• [ASSIGNMENT] This exercise asks for every line of the material that includes the word "from".

--

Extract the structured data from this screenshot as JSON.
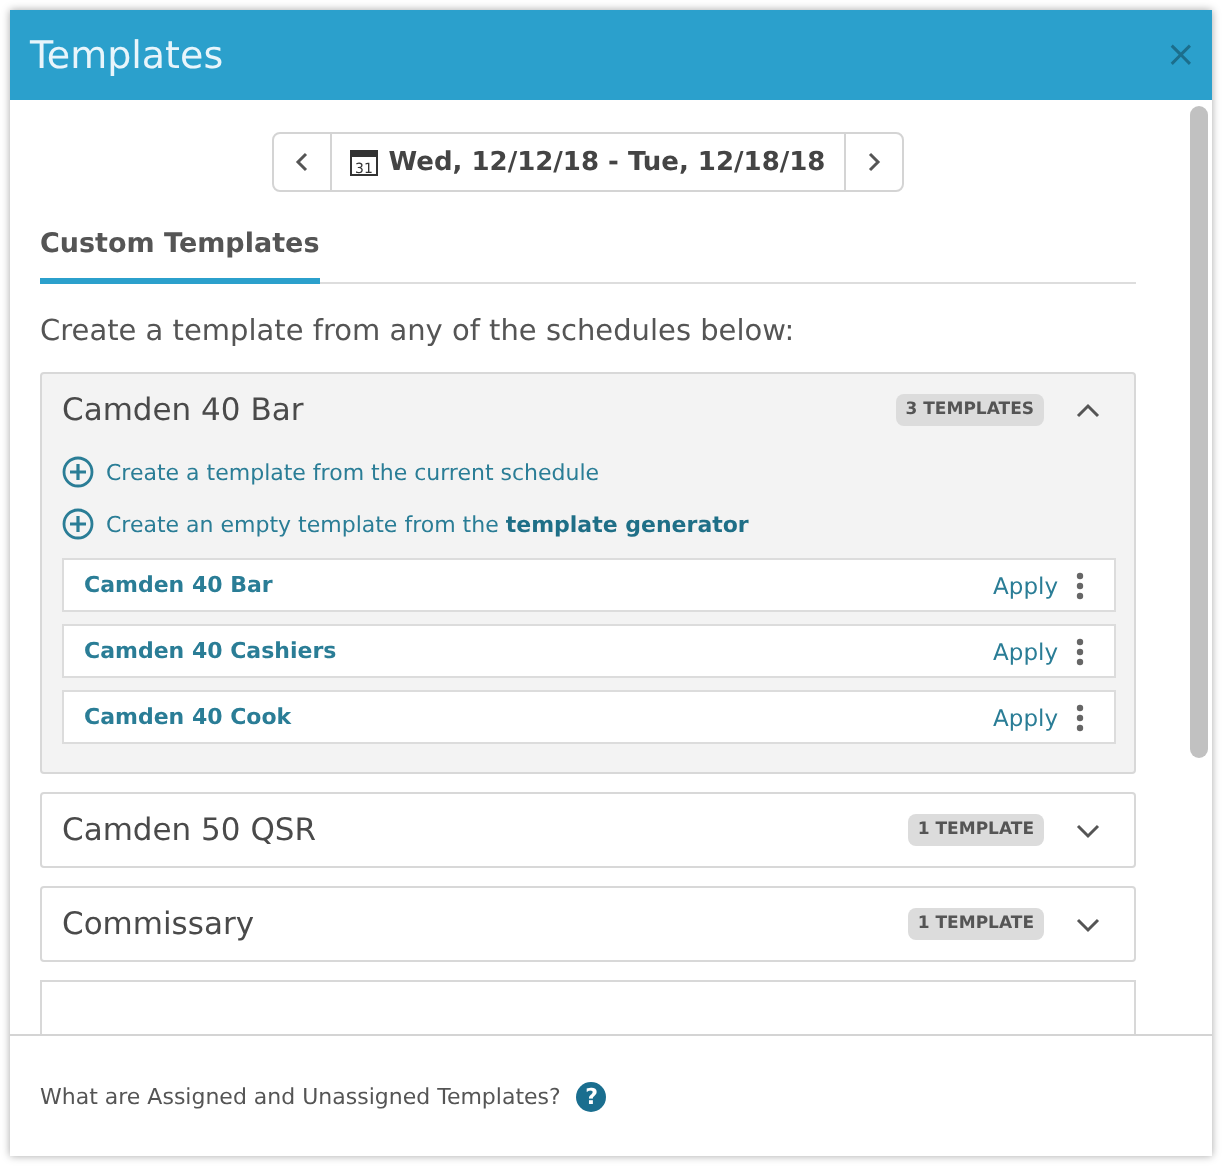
{
  "window": {
    "title": "Templates",
    "close": "×"
  },
  "date_range": {
    "calendar_day": "31",
    "label": "Wed, 12/12/18 - Tue, 12/18/18"
  },
  "tabs": [
    {
      "label": "Custom Templates",
      "selected": true
    }
  ],
  "intro": "Create a template from any of the schedules below:",
  "groups": [
    {
      "name": "Camden 40 Bar",
      "badge": "3 TEMPLATES",
      "expanded": true,
      "actions": [
        "Create a template from the current schedule",
        "Create an empty template from the **template generator**"
      ],
      "templates": [
        {
          "name": "Camden 40 Bar",
          "apply": "Apply"
        },
        {
          "name": "Camden 40 Cashiers",
          "apply": "Apply"
        },
        {
          "name": "Camden 40 Cook",
          "apply": "Apply"
        }
      ]
    },
    {
      "name": "Camden 50 QSR",
      "badge": "1 TEMPLATE",
      "expanded": false
    },
    {
      "name": "Commissary",
      "badge": "1 TEMPLATE",
      "expanded": false
    }
  ],
  "footer": {
    "help_text": "What are Assigned and Unassigned Templates?",
    "help_icon": "?"
  }
}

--

• [RESULT OF THIS TASK]
Extract the structured data from this screenshot as JSON.
  "intro": "Create a template from any of the schedules below:",
        "Create a template from the current schedule",
        "Create an empty template from the **template generator**"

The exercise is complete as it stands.